House finches are seed eaters so I had expected that I would see frequent visits to my backyard bird feeder. However, the Institute Woods in Princeton is the only place where I have seen this finch, often mistaking it for what I thought was a juvenile northern cardinal. This is my first photograph of a House Finch.

The House Finch (Haemorhous mexicanus) is a small passerine bird native to North America. It belongs to the family Fringillidae, commonly known as finches. The House Finch typically measures around 12.5 to 15 centimetres in length and weighs between 16 to 27 grams. It has a stout bill, short wings, and a notched tail. I like the mixture of red and brown feathers.

While I never see them at my bird feeders, House Finches are primarily seed-eaters, consuming a variety of seeds, grains, and fruits. Their diet may also include small insects during the breeding season. They are often found in urban and suburban areas, as well as open woodlands and shrubby habitats. House Finches are known for their melodious songs, which consist of a series of varied notes and trills.

House Finches are monogamous and form pairs during the breeding season. They build cup-shaped nests using twigs, grasses, and other plant materials, usually in trees, shrubs, or human-made structures.

Blue Jay (Cyanocitta cristata)

I was out in Institute Woods walking around for almost an hour. Finally opportunity and prepared combined and I got this shot.

Most of my Blue Jay sightings have been at the bird feeder in my backyard. The Blue Jay in the wild has been too quick moving and often hides out in the thicket making photography challenging. I was out in Institute Woods walking around for almost an hour. Finally opportunity and prepared combined and I got this shot.

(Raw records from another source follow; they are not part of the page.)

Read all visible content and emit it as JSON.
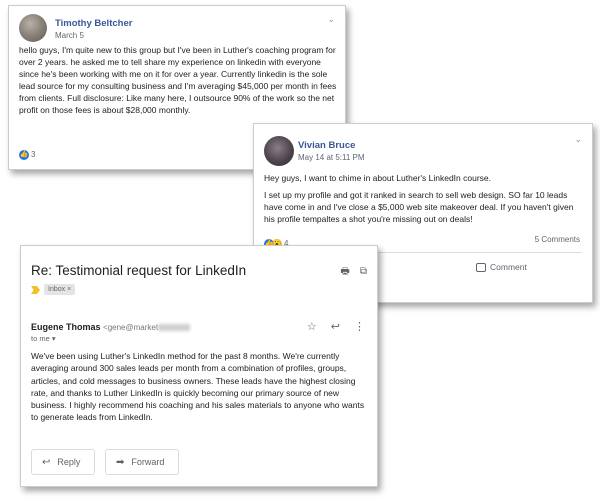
{
  "post1": {
    "author": "Timothy Beltcher",
    "date": "March 5",
    "body": "hello guys, I'm quite new to this group but I've been in Luther's coaching program for over 2 years. he asked me to tell share my experience on linkedin with everyone since he's been working with me on it for over a year. Currently linkedin is the sole lead source for my consulting business and I'm averaging $45,000 per month in fees from clients. Full disclosure: Like many here, I outsource 90% of the work so the net profit on those fees is about $28,000 monthly.",
    "reaction_count": "3"
  },
  "post2": {
    "author": "Vivian Bruce",
    "date": "May 14 at 5:11 PM",
    "para1": "Hey guys, I want to chime in about Luther's LinkedIn course.",
    "para2": "I set up my profile and got it ranked in search to sell web design. SO far 10 leads have come in and I've close a $5,000 web site makeover deal. If you haven't given his profile tempaltes a shot you're missing out on deals!",
    "comments": "5 Comments",
    "comment_label": "Comment"
  },
  "email": {
    "subject": "Re: Testimonial request for LinkedIn",
    "label_chip": "Inbox ×",
    "sender_name": "Eugene Thomas",
    "sender_addr": "<gene@market",
    "to_line": "to me ▾",
    "body": "We've been using Luther's LinkedIn method for the past 8 months. We're currently averaging around 300 sales leads per month from a combination of profiles, groups, articles, and cold messages to business owners. These leads have the highest closing rate, and thanks to Luther LinkedIn is quickly becoming our primary source of new business. I highly recommend his coaching and his sales materials to anyone who wants to generate leads from LinkedIn.",
    "reply_label": "Reply",
    "forward_label": "Forward"
  },
  "colors": {
    "fb_name": "#385898",
    "fb_like": "#1877f2",
    "label_yellow": "#f2c026"
  }
}
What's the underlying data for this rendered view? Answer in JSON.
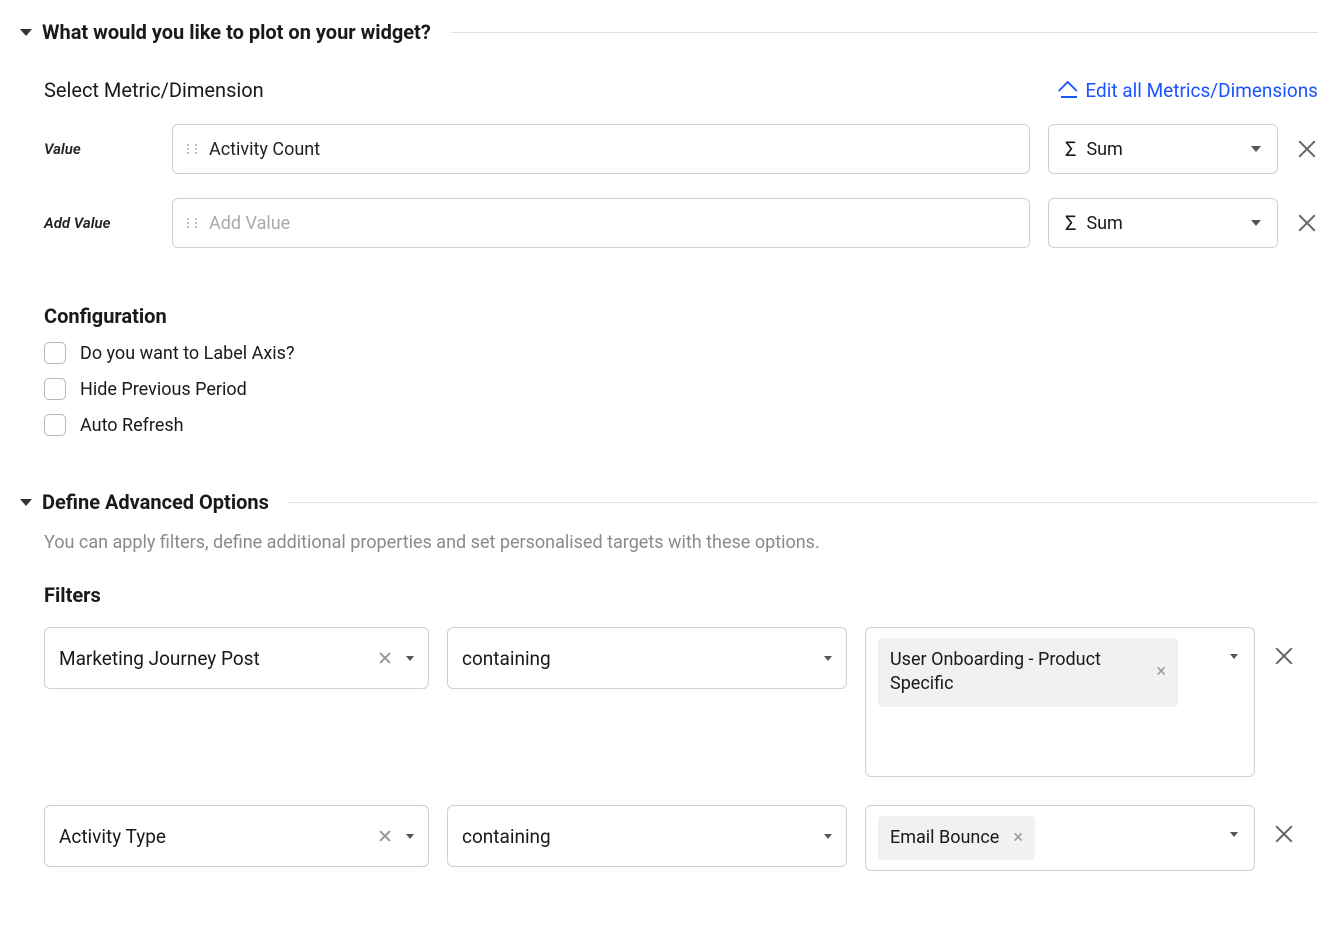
{
  "plot_section": {
    "title": "What would you like to plot on your widget?",
    "select_label": "Select Metric/Dimension",
    "edit_all": "Edit all Metrics/Dimensions",
    "rows": [
      {
        "label": "Value",
        "value": "Activity Count",
        "placeholder": "",
        "agg": "Sum"
      },
      {
        "label": "Add Value",
        "value": "",
        "placeholder": "Add Value",
        "agg": "Sum"
      }
    ]
  },
  "configuration": {
    "title": "Configuration",
    "options": [
      "Do you want to Label Axis?",
      "Hide Previous Period",
      "Auto Refresh"
    ]
  },
  "advanced": {
    "title": "Define Advanced Options",
    "desc": "You can apply filters, define additional properties and set personalised targets with these options.",
    "filters_title": "Filters",
    "filters": [
      {
        "field": "Marketing Journey Post",
        "op": "containing",
        "values": [
          "User Onboarding - Product Specific"
        ],
        "tall": true
      },
      {
        "field": "Activity Type",
        "op": "containing",
        "values": [
          "Email Bounce"
        ],
        "tall": false
      }
    ]
  }
}
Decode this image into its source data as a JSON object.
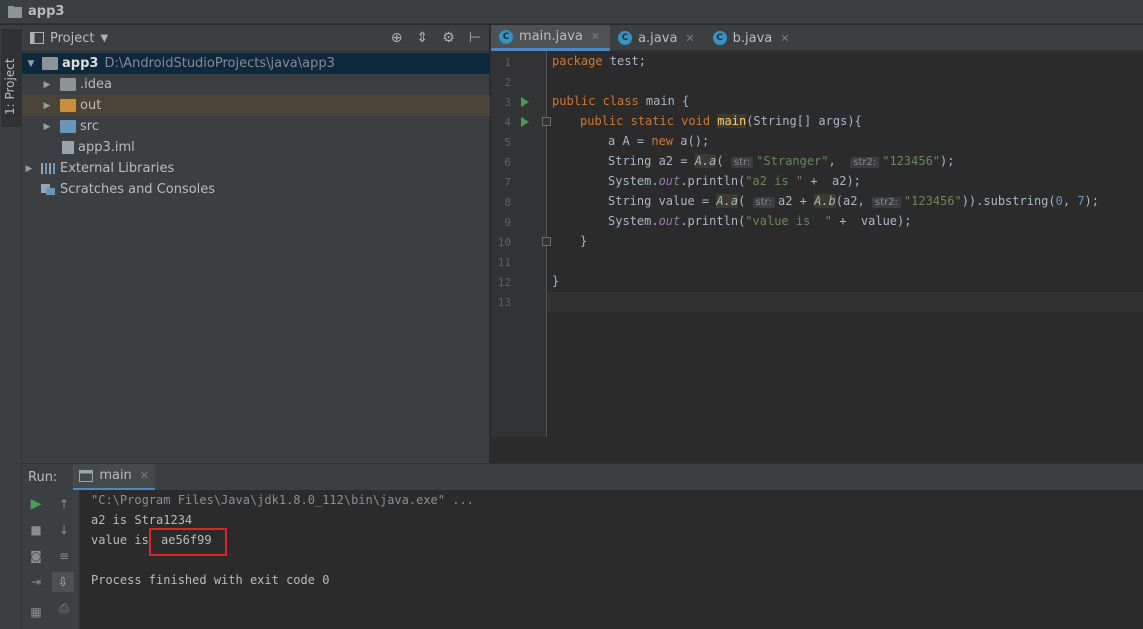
{
  "window": {
    "title": "app3"
  },
  "left_stripe": {
    "label": "1: Project"
  },
  "project_panel": {
    "title": "Project",
    "tree": [
      {
        "label": "app3",
        "path": "D:\\AndroidStudioProjects\\java\\app3"
      },
      {
        "label": ".idea"
      },
      {
        "label": "out"
      },
      {
        "label": "src"
      },
      {
        "label": "app3.iml"
      },
      {
        "label": "External Libraries"
      },
      {
        "label": "Scratches and Consoles"
      }
    ]
  },
  "editor": {
    "tabs": [
      {
        "label": "main.java",
        "icon": "C"
      },
      {
        "label": "a.java",
        "icon": "C"
      },
      {
        "label": "b.java",
        "icon": "C"
      }
    ],
    "line_numbers": [
      "1",
      "2",
      "3",
      "4",
      "5",
      "6",
      "7",
      "8",
      "9",
      "10",
      "11",
      "12",
      "13"
    ],
    "code": {
      "l1_kw": "package",
      "l1_rest": " test;",
      "l3_kw": "public class",
      "l3_rest": " main {",
      "l4_kw": "public static void",
      "l4_m": "main",
      "l4_rest": "(String[] args){",
      "l5_a": "a A = ",
      "l5_kw": "new",
      "l5_b": " a();",
      "l6_a": "String a2 = ",
      "l6_call": "A.a",
      "l6_open": "(",
      "l6_hint1": "str:",
      "l6_s1": "\"Stranger\"",
      "l6_comma": ",",
      "l6_hint2": "str2:",
      "l6_s2": "\"123456\"",
      "l6_end": ");",
      "l7_a": "System.",
      "l7_out": "out",
      "l7_b": ".println(",
      "l7_s": "\"a2 is \"",
      "l7_c": " +  a2);",
      "l8_a": "String value = ",
      "l8_call": "A.a",
      "l8_open": "(",
      "l8_hint1": "str:",
      "l8_b": "a2 + ",
      "l8_call2": "A.b",
      "l8_c": "(a2,",
      "l8_hint2": "str2:",
      "l8_s": "\"123456\"",
      "l8_d": ")).substring(",
      "l8_n1": "0",
      "l8_e": ", ",
      "l8_n2": "7",
      "l8_f": ");",
      "l9_a": "System.",
      "l9_out": "out",
      "l9_b": ".println(",
      "l9_s": "\"value is  \"",
      "l9_c": " +  value);",
      "l10": "}",
      "l12": "}"
    }
  },
  "run_panel": {
    "label": "Run:",
    "tab": "main",
    "console": [
      "\"C:\\Program Files\\Java\\jdk1.8.0_112\\bin\\java.exe\" ...",
      "a2 is Stra1234",
      "value is  ",
      "ae56f99",
      "Process finished with exit code 0"
    ]
  },
  "colors": {
    "accent": "#4a88c7",
    "highlight_box": "#e0232b",
    "keyword": "#cc7832",
    "string": "#6a8759",
    "number": "#6897bb"
  }
}
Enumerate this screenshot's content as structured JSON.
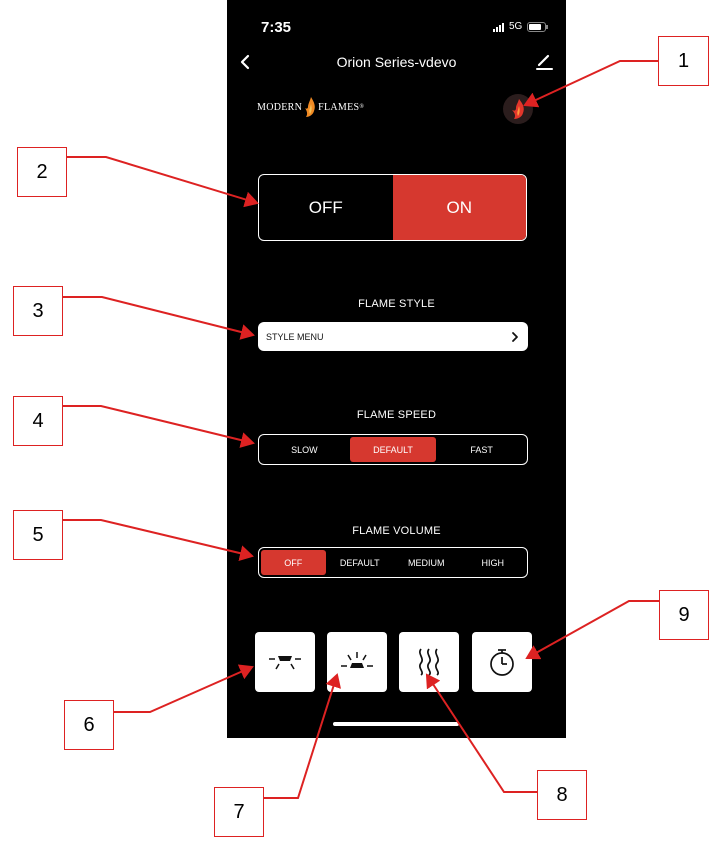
{
  "status_bar": {
    "time": "7:35",
    "network": "5G"
  },
  "nav": {
    "title": "Orion Series-vdevo"
  },
  "brand": {
    "left": "MODERN",
    "right": "FLAMES"
  },
  "power": {
    "off_label": "OFF",
    "on_label": "ON",
    "selected": "ON"
  },
  "flame_style": {
    "heading": "FLAME STYLE",
    "menu_label": "STYLE MENU"
  },
  "flame_speed": {
    "heading": "FLAME SPEED",
    "options": [
      "SLOW",
      "DEFAULT",
      "FAST"
    ],
    "selected": "DEFAULT"
  },
  "flame_volume": {
    "heading": "FLAME VOLUME",
    "options": [
      "OFF",
      "DEFAULT",
      "MEDIUM",
      "HIGH"
    ],
    "selected": "OFF"
  },
  "function_buttons": [
    "downlight-icon",
    "uplight-icon",
    "heat-icon",
    "timer-icon"
  ],
  "callouts": [
    "1",
    "2",
    "3",
    "4",
    "5",
    "6",
    "7",
    "8",
    "9"
  ],
  "colors": {
    "accent": "#d6382f",
    "callout": "#dd2222",
    "background": "#000000"
  }
}
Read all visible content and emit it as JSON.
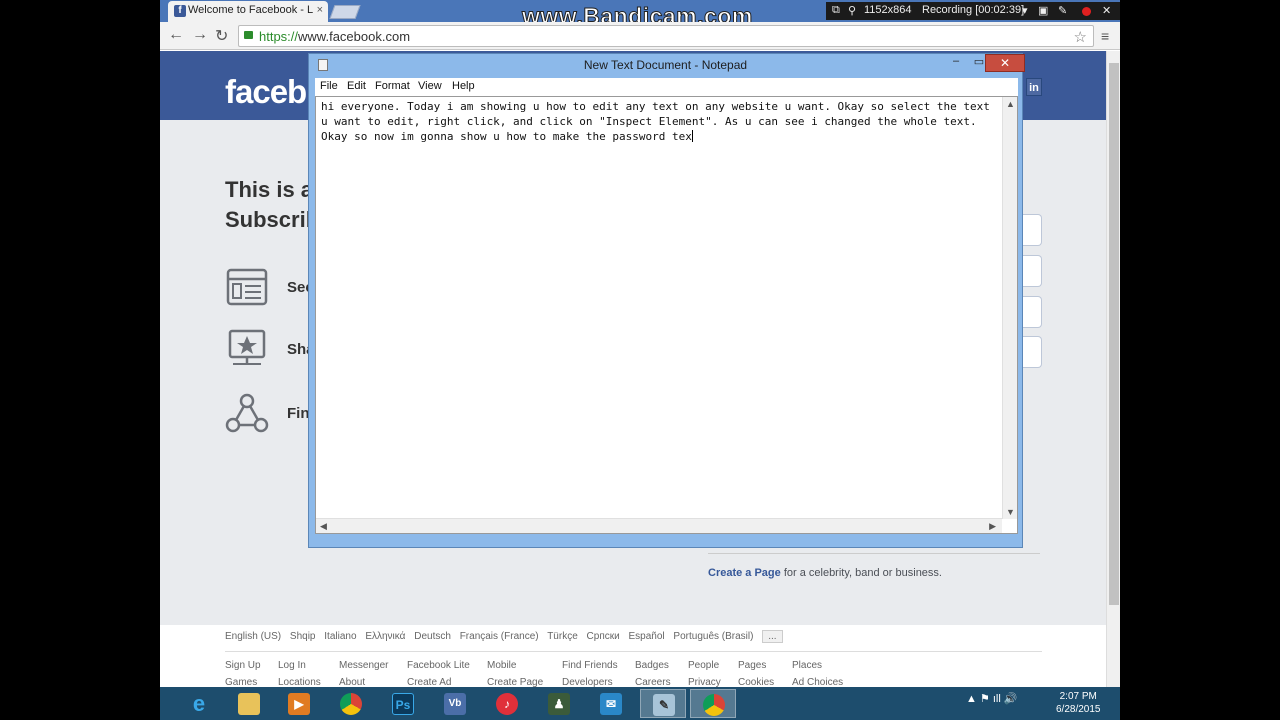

The Blue Jay (Cyanocitta cristata) is known for their vibrant blue plumage and distinctive crest. But they are often heard before they are seen.

While their vocal repertoire is varied and complex, the sound I hear the most is a series of loud, harsh "jay-jay" calls, which are used for communication and to signal alarm. Sometimes, Blue Jays mimic the calls of hawks to deceive other birds and deter predators. Additionally, they produce a variety of other sounds, including whistles, clicks, and gurgles.